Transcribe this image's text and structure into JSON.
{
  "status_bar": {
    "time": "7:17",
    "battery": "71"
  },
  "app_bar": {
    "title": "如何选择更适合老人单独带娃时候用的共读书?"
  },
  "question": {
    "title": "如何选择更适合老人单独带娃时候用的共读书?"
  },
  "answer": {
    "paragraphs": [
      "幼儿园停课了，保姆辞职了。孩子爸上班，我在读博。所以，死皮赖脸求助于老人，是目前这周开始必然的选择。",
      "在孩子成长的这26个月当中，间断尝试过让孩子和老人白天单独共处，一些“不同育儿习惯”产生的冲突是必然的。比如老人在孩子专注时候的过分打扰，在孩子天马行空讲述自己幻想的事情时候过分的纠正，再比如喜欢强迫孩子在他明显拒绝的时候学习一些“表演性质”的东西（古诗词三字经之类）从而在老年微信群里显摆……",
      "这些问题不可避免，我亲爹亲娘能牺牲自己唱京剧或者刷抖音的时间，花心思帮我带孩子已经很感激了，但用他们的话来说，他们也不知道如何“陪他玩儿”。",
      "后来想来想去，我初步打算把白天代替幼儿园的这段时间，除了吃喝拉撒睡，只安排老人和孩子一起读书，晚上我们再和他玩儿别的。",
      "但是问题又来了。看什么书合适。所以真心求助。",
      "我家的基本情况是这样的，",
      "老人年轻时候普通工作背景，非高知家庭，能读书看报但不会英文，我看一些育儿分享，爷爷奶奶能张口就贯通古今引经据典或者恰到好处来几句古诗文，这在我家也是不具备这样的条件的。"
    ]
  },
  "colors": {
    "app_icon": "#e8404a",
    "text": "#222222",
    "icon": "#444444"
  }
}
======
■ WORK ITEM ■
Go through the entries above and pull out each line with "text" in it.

■ SOLUTION TO THIS TASK ■
Transcribe this image's text and structure into JSON.
    "text": "#222222",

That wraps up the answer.